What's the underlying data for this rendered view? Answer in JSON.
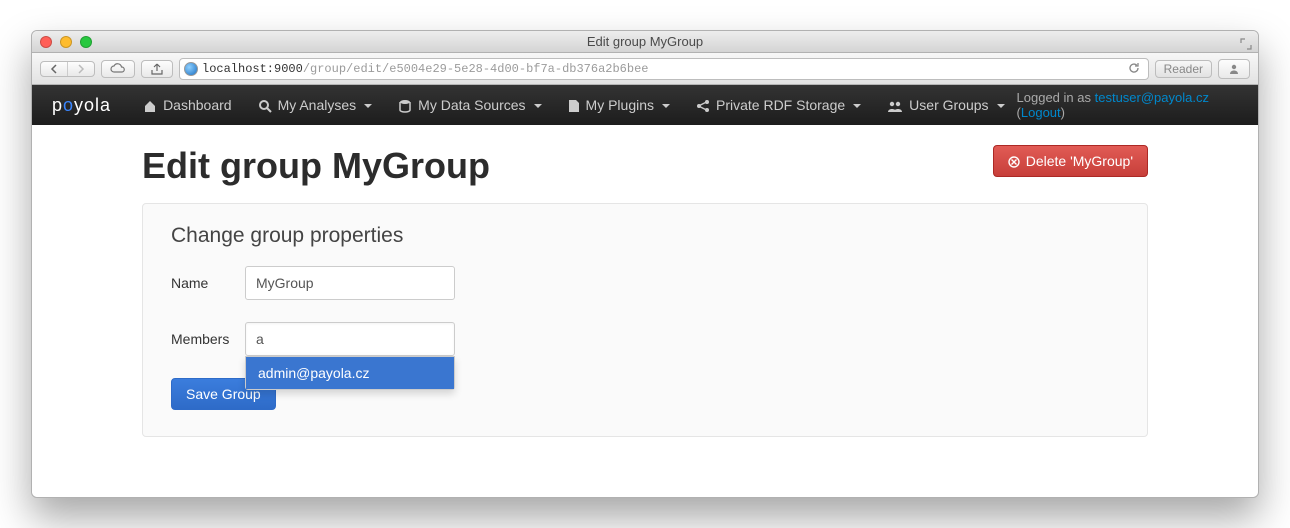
{
  "window": {
    "title": "Edit group MyGroup"
  },
  "url": {
    "host": "localhost:9000",
    "path": "/group/edit/e5004e29-5e28-4d00-bf7a-db376a2b6bee",
    "reader_label": "Reader"
  },
  "brand": {
    "pre": "p",
    "o": "o",
    "post": "yola"
  },
  "nav": {
    "items": [
      {
        "label": "Dashboard"
      },
      {
        "label": "My Analyses"
      },
      {
        "label": "My Data Sources"
      },
      {
        "label": "My Plugins"
      },
      {
        "label": "Private RDF Storage"
      },
      {
        "label": "User Groups"
      }
    ],
    "right": {
      "prefix": "Logged in as ",
      "user": "testuser@payola.cz",
      "paren_open": " (",
      "logout": "Logout",
      "paren_close": ")"
    }
  },
  "heading": "Edit group MyGroup",
  "delete_btn": "Delete 'MyGroup'",
  "panel": {
    "title": "Change group properties",
    "name_label": "Name",
    "name_value": "MyGroup",
    "members_label": "Members",
    "members_value": "a",
    "suggestion": "admin@payola.cz",
    "save_label": "Save Group"
  }
}
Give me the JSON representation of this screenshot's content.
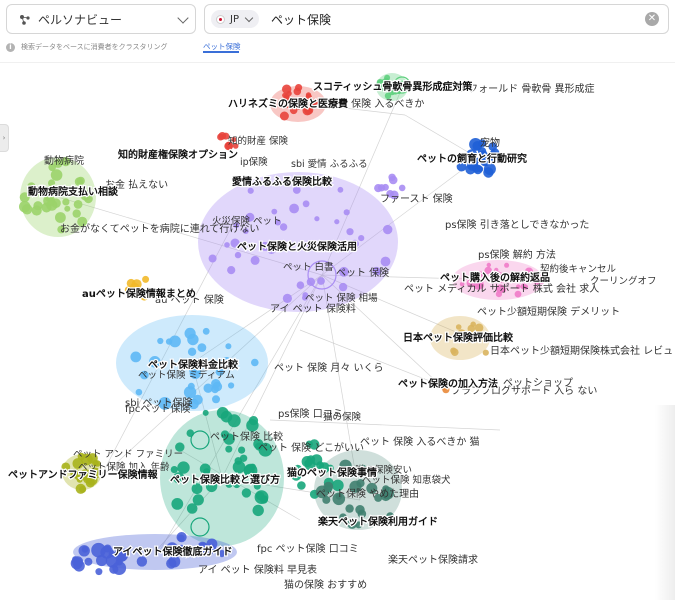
{
  "persona_selector": {
    "label": "ペルソナビュー",
    "icon": "persona-icon"
  },
  "search": {
    "country": "JP",
    "query": "ペット保険",
    "clear_icon": "clear-icon"
  },
  "hint": {
    "text": "検索データをベースに消費者をクラスタリング",
    "icon": "info-icon"
  },
  "query_tag": "ペット保険",
  "side_tab": {
    "icon": "chevron-right-icon"
  },
  "colors": {
    "purple": "#a98df3",
    "green": "#9bd36a",
    "pink": "#f07bc8",
    "blue": "#1f5fd6",
    "teal": "#17a67b",
    "lightblue": "#5eb8f5",
    "olive": "#a8b31c",
    "orange": "#e98a3a",
    "red": "#e8443c",
    "mint": "#5fcf7e",
    "tan": "#d9b45e",
    "darkteal": "#3f7f6f",
    "yellow": "#f2b92a",
    "indigo": "#4a62d8",
    "edge": "#c8c8c8"
  },
  "clusters": [
    {
      "name": "ペット保険と火災保険活用",
      "color": "purple"
    },
    {
      "name": "動物病院支払い相談",
      "color": "green"
    },
    {
      "name": "ペットの飼育と行動研究",
      "color": "blue"
    },
    {
      "name": "ハリネズミの保険と医療費",
      "color": "red"
    },
    {
      "name": "スコティッシュ骨軟骨異形成症対策",
      "color": "mint"
    },
    {
      "name": "知的財産権保険オプション",
      "color": "red"
    },
    {
      "name": "愛情ふるふる保険比較",
      "color": "purple"
    },
    {
      "name": "ペット購入後の解約返品",
      "color": "pink"
    },
    {
      "name": "auペット保険情報まとめ",
      "color": "yellow"
    },
    {
      "name": "日本ペット保険評価比較",
      "color": "tan"
    },
    {
      "name": "ペット保険料金比較",
      "color": "lightblue"
    },
    {
      "name": "ペット保険の加入方法",
      "color": "orange"
    },
    {
      "name": "ペットアンドファミリー保険情報",
      "color": "olive"
    },
    {
      "name": "ペット保険比較と選び方",
      "color": "teal"
    },
    {
      "name": "猫のペット保険事情",
      "color": "teal"
    },
    {
      "name": "楽天ペット保険利用ガイド",
      "color": "darkteal"
    },
    {
      "name": "アイペット保険徹底ガイド",
      "color": "indigo"
    }
  ],
  "keywords": [
    "ユ フォールド 骨軟骨 異形成症",
    "ペット 保険 入るべきか",
    "宠物",
    "知的財産 保険",
    "ip保険",
    "sbi 愛情 ふるふる",
    "ファースト 保険",
    "ps保険 引き落としできなかった",
    "ps保険 解約 方法",
    "契約後キャンセル",
    "クーリングオフ",
    "ペット メディカル サポート 株式 会社 求人",
    "ペット 白書",
    "ペット 保険",
    "ペット 保険 相場",
    "アイ ペット 保険料",
    "ペット少額短期保険 デメリット",
    "日本ペット少額短期保険株式会社 レビュ",
    "ペット 保険 月々 いくら",
    "ペットショップ",
    "ブラフブログサポート 入ら ない",
    "au ペット 保険",
    "sbi ペット保険",
    "fpcペット保険",
    "ps保険 口コミ",
    "猫の保険",
    "ペット 保険 入るべきか 猫",
    "猫の保険安い",
    "ペット保険 やめた理由",
    "楽天ペット保険請求",
    "fpc ペット保険 口コミ",
    "アイ ペット 保険料 早見表",
    "猫の保険 おすすめ",
    "お金がなくてペットを病院に連れて行けない",
    "動物病院",
    "お金 払えない",
    "ペット保険 比較",
    "ペット 保険 どこがいい",
    "ペット アンド ファミリー",
    "ペット保険 加入 年齢",
    "ペット保険 知恵袋犬",
    "ペット保険 ミディアム",
    "火災保険 ペット"
  ]
}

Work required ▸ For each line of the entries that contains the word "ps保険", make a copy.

Written answer ▸
    "ps保険 引き落としできなかった",
    "ps保険 解約 方法",
    "ps保険 口コミ",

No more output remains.